Nely Galan, author of the new book SELF MADE, believes there is no true empowerment until you are financially self-reliant. Here is her real-world advice for taking ownership of your money so you can follow your passions, whatever they may be.
Money may not buy happiness, but it can buy you freedom. Nely Galan, a Cuban immigrant whose family moved to the States with next to nothing and who became a media and real-estate mogul, believes achieving financial freedom is key for holding the reigns to your life firmly in your own hands. After rising through the ranks at Telemundo to become the first Latina president of entertainment for a U.S. television network, she’s now showing other women the ropes on how to master their money, and therefore, their own destinies. How? By sharing how she sacrificed and blazed her own path to being financially self-reliant, such as by strategically buying property, creating her own production company and finding her side hustle. Here the author of the new book, SELF MADE: Becoming Empowered, Self-Reliant, and Rich in Every Way, and change agent who launched The Adelante Movement in order to encourage women to think more like entrepreneurs, shares her top seven tips for moving from survival mode to living out your dreams.
You have to save yourself. “I always say this whole self-made thing is not something that I’ve invented, it’s something that I’ve watched happen under my nose and I’m just naming it. It’s about really realizing that no one’s going to save you. It doesn’t mean you don’t have a community, because it’s important to find your team. However, in the end, it’s about self-reliance, and creating the life you want. You have to visualize it and make it happen, because no one’s going to pat you on the back and tell you you’re a good girl.”
Find your side hustle. “My parents could not afford my school when I was in junior high, so I found a way to raise the money myself by selling Avon. At 13, I didn’t go on and on about how horrible it was; I just did it. And it worked! I’m very mathematical, so to me, I think, ‘What’s the formula I’m going to have to figure out to fix this problem?’ There’s always a way if you just keep thinking! I’ve yet to find a problem that didn’t have a solution.”
See that your pain is your purpose. “In your pain is your brand. Every time a woman says, ‘You don’t know what happened to me.’ I say, ‘That experience came into your life for a reason. And if you don’t use it, you’re wasting it.’ If I wasn’t the kid of immigrants, if I did not see my parents go through having everything taken away from them but then turn that experience of suffering into something positive, I couldn’t have been the president of a network that tells the story of immigrants. When I see people with transcendent businesses, 90 percent of the time they came from their pain. It’s clean start-up 101: What’s your problem? Fix your problem and find an audience for your problem.”
Trust yourself. “I feel like my intuition is everything. I do an exercise every weekend where I write down questions for myself and then write down the answers.
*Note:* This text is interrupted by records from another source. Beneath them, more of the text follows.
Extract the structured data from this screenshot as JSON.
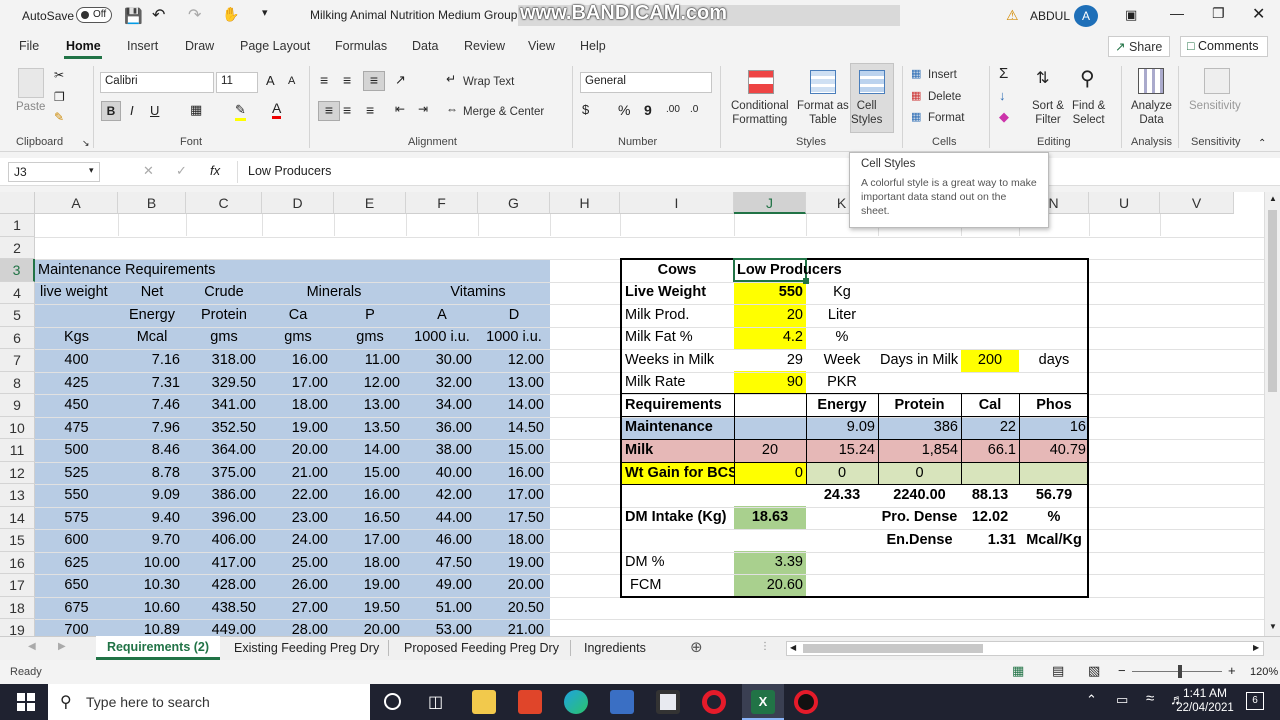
{
  "titlebar": {
    "autosave": "AutoSave",
    "autosave_state": "Off",
    "title": "Milking Animal Nutrition Medium Group",
    "watermark": "www.BANDICAM.com",
    "user": "ABDUL",
    "avatar": "A"
  },
  "menu": {
    "items": [
      "File",
      "Home",
      "Insert",
      "Draw",
      "Page Layout",
      "Formulas",
      "Data",
      "Review",
      "View",
      "Help"
    ],
    "share": "Share",
    "comments": "Comments"
  },
  "ribbon": {
    "clipboard": {
      "paste": "Paste",
      "group": "Clipboard"
    },
    "font": {
      "name": "Calibri",
      "size": "11",
      "bold": "B",
      "italic": "I",
      "underline": "U",
      "group": "Font",
      "grow": "A",
      "shrink": "A"
    },
    "alignment": {
      "wrap": "Wrap Text",
      "merge": "Merge & Center",
      "group": "Alignment"
    },
    "number": {
      "format": "General",
      "group": "Number",
      "currency": "$",
      "percent": "%",
      "comma": "9"
    },
    "styles": {
      "cond1": "Conditional",
      "cond2": "Formatting",
      "fmt1": "Format as",
      "fmt2": "Table",
      "cell1": "Cell",
      "cell2": "Styles",
      "group": "Styles"
    },
    "cells": {
      "insert": "Insert",
      "delete": "Delete",
      "format": "Format",
      "group": "Cells"
    },
    "editing": {
      "sort1": "Sort &",
      "sort2": "Filter",
      "find1": "Find &",
      "find2": "Select",
      "group": "Editing"
    },
    "analysis": {
      "a1": "Analyze",
      "a2": "Data",
      "group": "Analysis"
    },
    "sensitivity": {
      "s1": "Sensitivity",
      "group": "Sensitivity"
    }
  },
  "tooltip": {
    "title": "Cell Styles",
    "body": "A colorful style is a great way to make important data stand out on the sheet."
  },
  "formula_bar": {
    "name_box": "J3",
    "fx": "fx",
    "content": "Low Producers"
  },
  "columns": [
    "A",
    "B",
    "C",
    "D",
    "E",
    "F",
    "G",
    "H",
    "I",
    "J",
    "K",
    "L",
    "M",
    "N",
    "U",
    "V"
  ],
  "rows": [
    "1",
    "2",
    "3",
    "4",
    "5",
    "6",
    "7",
    "8",
    "9",
    "10",
    "11",
    "12",
    "13",
    "14",
    "15",
    "16",
    "17",
    "18",
    "19"
  ],
  "left_table": {
    "title": "Maintenance Requirements",
    "h1": [
      "live weight",
      "Net",
      "Crude",
      "Minerals",
      "Vitamins"
    ],
    "h2": [
      "Energy",
      "Protein",
      "Ca",
      "P",
      "A",
      "D"
    ],
    "h3": [
      "Kgs",
      "Mcal",
      "gms",
      "gms",
      "gms",
      "1000 i.u.",
      "1000 i.u."
    ],
    "data": [
      [
        "400",
        "7.16",
        "318.00",
        "16.00",
        "11.00",
        "30.00",
        "12.00"
      ],
      [
        "425",
        "7.31",
        "329.50",
        "17.00",
        "12.00",
        "32.00",
        "13.00"
      ],
      [
        "450",
        "7.46",
        "341.00",
        "18.00",
        "13.00",
        "34.00",
        "14.00"
      ],
      [
        "475",
        "7.96",
        "352.50",
        "19.00",
        "13.50",
        "36.00",
        "14.50"
      ],
      [
        "500",
        "8.46",
        "364.00",
        "20.00",
        "14.00",
        "38.00",
        "15.00"
      ],
      [
        "525",
        "8.78",
        "375.00",
        "21.00",
        "15.00",
        "40.00",
        "16.00"
      ],
      [
        "550",
        "9.09",
        "386.00",
        "22.00",
        "16.00",
        "42.00",
        "17.00"
      ],
      [
        "575",
        "9.40",
        "396.00",
        "23.00",
        "16.50",
        "44.00",
        "17.50"
      ],
      [
        "600",
        "9.70",
        "406.00",
        "24.00",
        "17.00",
        "46.00",
        "18.00"
      ],
      [
        "625",
        "10.00",
        "417.00",
        "25.00",
        "18.00",
        "47.50",
        "19.00"
      ],
      [
        "650",
        "10.30",
        "428.00",
        "26.00",
        "19.00",
        "49.00",
        "20.00"
      ],
      [
        "675",
        "10.60",
        "438.50",
        "27.00",
        "19.50",
        "51.00",
        "20.50"
      ],
      [
        "700",
        "10.89",
        "449.00",
        "28.00",
        "20.00",
        "53.00",
        "21.00"
      ]
    ]
  },
  "right_table": {
    "cows": "Cows",
    "low": "Low Producers",
    "live_weight": "Live Weight",
    "lw_val": "550",
    "kg": "Kg",
    "milk_prod": "Milk Prod.",
    "mp_val": "20",
    "liter": "Liter",
    "milk_fat": "Milk Fat %",
    "mf_val": "4.2",
    "pct": "%",
    "weeks": "Weeks in Milk",
    "wk_val": "29",
    "week": "Week",
    "days_in_milk": "Days in Milk",
    "dim_val": "200",
    "days": "days",
    "milk_rate": "Milk Rate",
    "mr_val": "90",
    "pkr": "PKR",
    "req": "Requirements",
    "energy": "Energy",
    "protein": "Protein",
    "cal": "Cal",
    "phos": "Phos",
    "maint": "Maintenance",
    "m_e": "9.09",
    "m_p": "386",
    "m_c": "22",
    "m_ph": "16",
    "milk": "Milk",
    "mk_j": "20",
    "mk_e": "15.24",
    "mk_p": "1,854",
    "mk_c": "66.1",
    "mk_ph": "40.79",
    "wtgain": "Wt Gain for BCS",
    "wg_j": "0",
    "wg_e": "0",
    "wg_p": "0",
    "t_e": "24.33",
    "t_p": "2240.00",
    "t_c": "88.13",
    "t_ph": "56.79",
    "dmi": "DM Intake (Kg)",
    "dmi_val": "18.63",
    "pro_dense": "Pro. Dense",
    "pd_val": "12.02",
    "pd_unit": "%",
    "en_dense": "En.Dense",
    "ed_val": "1.31",
    "ed_unit": "Mcal/Kg",
    "dm_pct": "DM %",
    "dm_val": "3.39",
    "fcm": "FCM",
    "fcm_val": "20.60"
  },
  "tabs": [
    "Requirements (2)",
    "Existing Feeding Preg Dry",
    "Proposed Feeding Preg Dry",
    "Ingredients"
  ],
  "status": {
    "ready": "Ready",
    "zoom": "120%"
  },
  "taskbar": {
    "search": "Type here to search",
    "time": "1:41 AM",
    "date": "22/04/2021"
  },
  "colors": {
    "blue_fill": "#b8cce4",
    "yellow": "#ffff00",
    "green": "#a9d08e",
    "pink": "#e6b8b7",
    "lightgreen": "#d8e4bc",
    "accent": "#217346"
  }
}
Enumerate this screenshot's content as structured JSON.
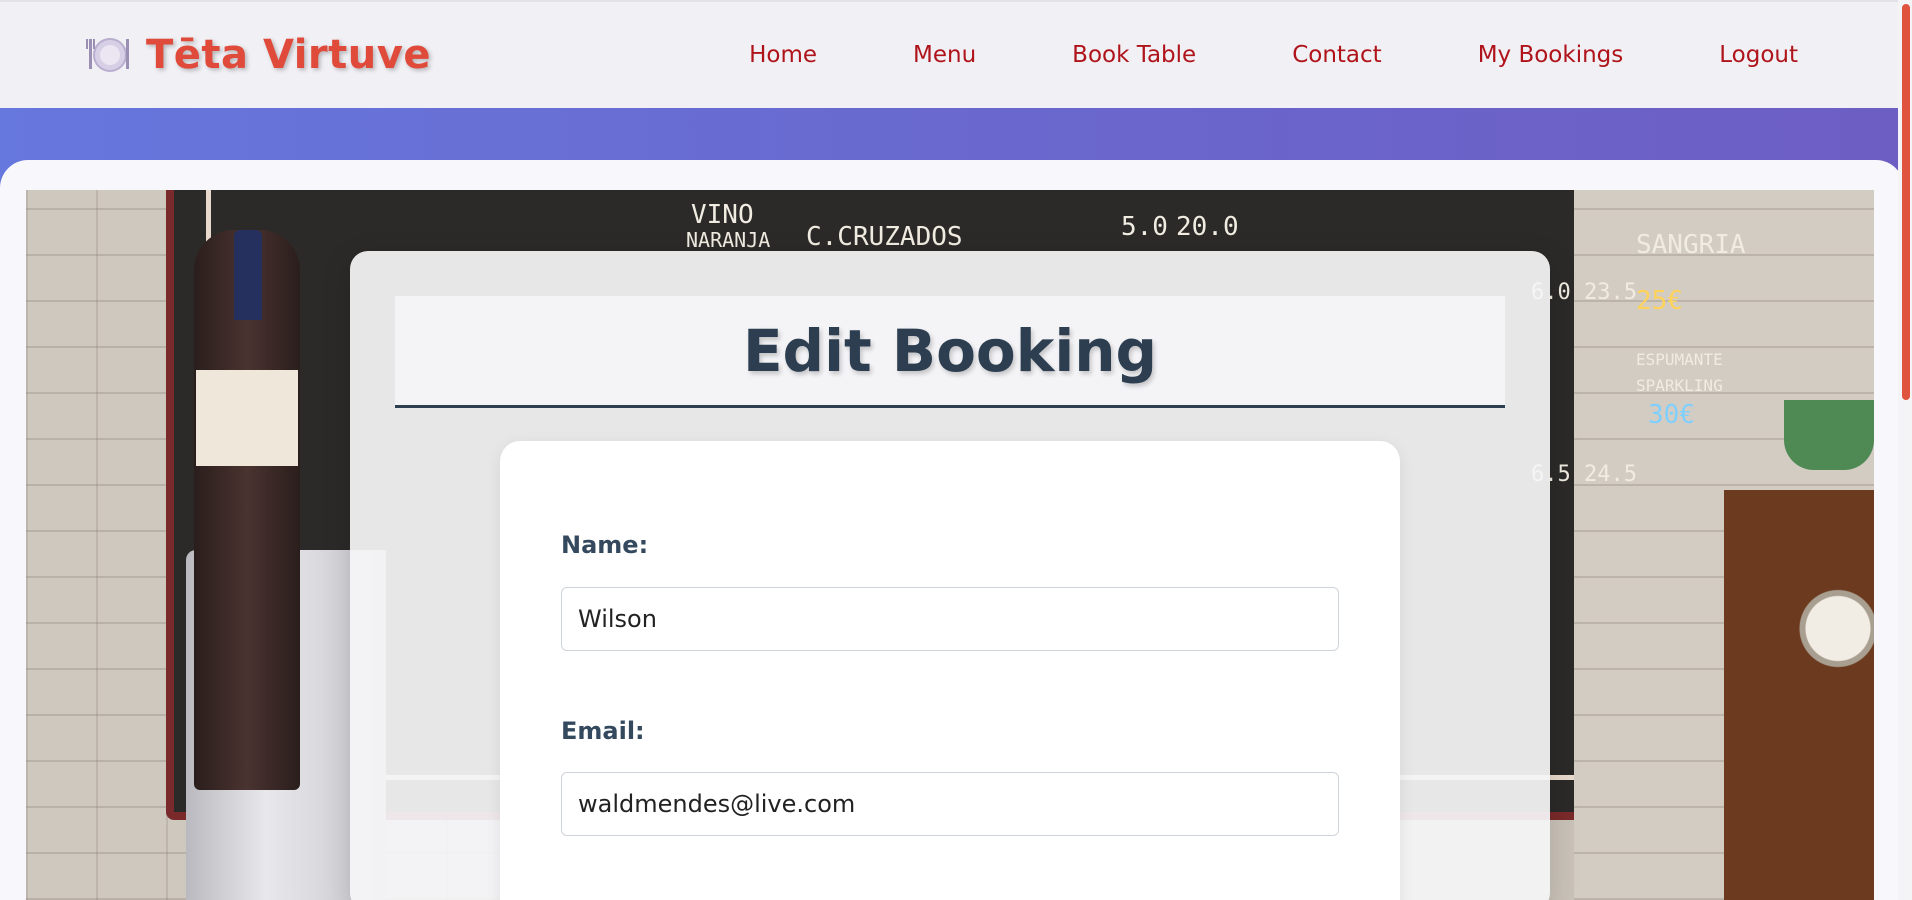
{
  "brand": {
    "icon": "plate-cutlery-icon",
    "title": "Tēta Virtuve"
  },
  "nav": {
    "items": [
      {
        "label": "Home"
      },
      {
        "label": "Menu"
      },
      {
        "label": "Book Table"
      },
      {
        "label": "Contact"
      },
      {
        "label": "My Bookings"
      },
      {
        "label": "Logout"
      }
    ]
  },
  "page": {
    "title": "Edit Booking"
  },
  "form": {
    "name_label": "Name:",
    "name_value": "Wilson",
    "email_label": "Email:",
    "email_value": "waldmendes@live.com"
  },
  "background": {
    "chalk_lines": [
      "VINO",
      "NARANJA",
      "C.CRUZADOS",
      "5.0",
      "20.0",
      "SANGRIA",
      "6.0 23.5",
      "25€",
      "30€",
      "6.5 24.5",
      "ESPUMANTE",
      "SPARKLING"
    ]
  },
  "colors": {
    "brand": "#e04a3a",
    "nav_link": "#b0141b",
    "heading": "#2c3e50",
    "band": "#6677dd"
  }
}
Because I find that I really know, inside of me, what is best for me. When I do this exercise, it’s like another voice appears. When I don’t listen to that, I make terrible mistakes. I feel that my intuition is very, very, very strong and has always led me in the right direction.”
Be a landlord, not a tenant. “You don’t have to go out and buy your own home. I would recommend women buy an income property first. Or buy a duplex or something where someone else pays the rent so you start engaging that gene of being a landlord. Their rent should cover most of your mortgage, and so you live close to free. That’s how we have to think. You need a head start where you’re saving a lot of money for a while.”
Know that you don’t need to reinvent the wheel. “If I could do my life over again, I would have bought franchises. Why invent a business from scratch? There are so many opportunities in America where you don’t have to invent anything. It’s okay to just cookie cutter it. It doesn’t always have to be climbing Mount Kilimanjaro.”
Start small. “I’m not telling you to leave your job tomorrow, or that everyone is an entrepreneur. However, if you don’t start engaging your entrepreneurial muscles in some small way, it’s going to be tough to achieve financial freedom. You don’t have to be grandiose about it, but you must start somewhere. For example, try starting with one hour a week on a Sunday by taking something out of your closet that you don’t want and posting it on eBay or Amazon. You’re going to see how easy it is to make money, and you’re going to become addicted to extra cash.”
Be a tortoise. “I have not done anything fast. I’m a turtle. I don’t change my life in a dramatic way. I begin things and I go, ‘Okay I can do this, I can do a bit more.’ And in the end, I win the race. Most people are like, “I’m going to do this great thing!” and at the end of the year, they’ve done nothing. I take little baby steps, and once I commit, then I go ahead without caring if it takes me one year, two years, five years, or ten years. For example, I went back to school at 45 and I didn’t finish early. No matter how long it takes, I get it done. If we want something, we all can figure it out.”